§ EXERCISE DETAILS
A word-for-word repeat of the records below is what this calls for.

(Excerpts from an interface dataset)
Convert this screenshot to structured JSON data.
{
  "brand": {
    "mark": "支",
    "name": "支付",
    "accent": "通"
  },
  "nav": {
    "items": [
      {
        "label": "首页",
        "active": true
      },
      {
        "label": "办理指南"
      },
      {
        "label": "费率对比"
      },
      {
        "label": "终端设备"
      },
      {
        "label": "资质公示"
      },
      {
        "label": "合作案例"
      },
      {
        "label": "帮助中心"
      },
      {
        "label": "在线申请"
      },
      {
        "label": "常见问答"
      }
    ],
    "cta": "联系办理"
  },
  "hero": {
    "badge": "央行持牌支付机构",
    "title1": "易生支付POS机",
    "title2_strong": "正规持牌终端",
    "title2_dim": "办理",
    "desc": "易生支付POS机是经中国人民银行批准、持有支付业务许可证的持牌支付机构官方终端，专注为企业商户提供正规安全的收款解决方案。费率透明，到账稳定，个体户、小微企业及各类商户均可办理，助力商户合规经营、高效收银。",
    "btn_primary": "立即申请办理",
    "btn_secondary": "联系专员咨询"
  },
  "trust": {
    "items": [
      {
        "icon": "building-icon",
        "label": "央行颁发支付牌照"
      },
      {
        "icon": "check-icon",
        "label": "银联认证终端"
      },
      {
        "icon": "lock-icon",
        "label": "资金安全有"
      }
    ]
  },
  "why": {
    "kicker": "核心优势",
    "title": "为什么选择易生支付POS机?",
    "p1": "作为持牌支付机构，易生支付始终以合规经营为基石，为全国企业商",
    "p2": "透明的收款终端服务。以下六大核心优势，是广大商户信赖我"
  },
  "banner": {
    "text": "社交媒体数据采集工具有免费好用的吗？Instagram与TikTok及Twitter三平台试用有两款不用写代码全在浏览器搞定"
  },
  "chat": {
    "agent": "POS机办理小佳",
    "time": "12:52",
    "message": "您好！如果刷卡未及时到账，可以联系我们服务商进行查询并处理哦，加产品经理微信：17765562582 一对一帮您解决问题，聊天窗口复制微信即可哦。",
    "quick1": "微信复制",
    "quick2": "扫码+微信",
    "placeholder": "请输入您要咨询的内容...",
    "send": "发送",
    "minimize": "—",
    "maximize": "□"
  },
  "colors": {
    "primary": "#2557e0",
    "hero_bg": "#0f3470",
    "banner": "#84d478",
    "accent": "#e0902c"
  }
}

§ FINAL ANSWER
Convert this screenshot to structured JSON data.
{
  "brand": {
    "mark": "支",
    "name": "支付",
    "accent": "通"
  },
  "nav": {
    "items": [
      {
        "label": "首页",
        "active": true
      },
      {
        "label": "办理指南"
      },
      {
        "label": "费率对比"
      },
      {
        "label": "终端设备"
      },
      {
        "label": "资质公示"
      },
      {
        "label": "合作案例"
      },
      {
        "label": "帮助中心"
      },
      {
        "label": "在线申请"
      },
      {
        "label": "常见问答"
      }
    ],
    "cta": "联系办理"
  },
  "hero": {
    "badge": "央行持牌支付机构",
    "title1": "易生支付POS机",
    "title2_strong": "正规持牌终端",
    "title2_dim": "办理",
    "desc": "易生支付POS机是经中国人民银行批准、持有支付业务许可证的持牌支付机构官方终端，专注为企业商户提供正规安全的收款解决方案。费率透明，到账稳定，个体户、小微企业及各类商户均可办理，助力商户合规经营、高效收银。",
    "btn_primary": "立即申请办理",
    "btn_secondary": "联系专员咨询"
  },
  "trust": {
    "items": [
      {
        "icon": "building-icon",
        "label": "央行颁发支付牌照"
      },
      {
        "icon": "check-icon",
        "label": "银联认证终端"
      },
      {
        "icon": "lock-icon",
        "label": "资金安全有"
      }
    ]
  },
  "why": {
    "kicker": "核心优势",
    "title": "为什么选择易生支付POS机?",
    "p1": "作为持牌支付机构，易生支付始终以合规经营为基石，为全国企业商",
    "p2": "透明的收款终端服务。以下六大核心优势，是广大商户信赖我"
  },
  "banner": {
    "text": "社交媒体数据采集工具有免费好用的吗？Instagram与TikTok及Twitter三平台试用有两款不用写代码全在浏览器搞定"
  },
  "chat": {
    "agent": "POS机办理小佳",
    "time": "12:52",
    "message": "您好！如果刷卡未及时到账，可以联系我们服务商进行查询并处理哦，加产品经理微信：17765562582 一对一帮您解决问题，聊天窗口复制微信即可哦。",
    "quick1": "微信复制",
    "quick2": "扫码+微信",
    "placeholder": "请输入您要咨询的内容...",
    "send": "发送",
    "minimize": "—",
    "maximize": "□"
  },
  "colors": {
    "primary": "#2557e0",
    "hero_bg": "#0f3470",
    "banner": "#84d478",
    "accent": "#e0902c"
  }
}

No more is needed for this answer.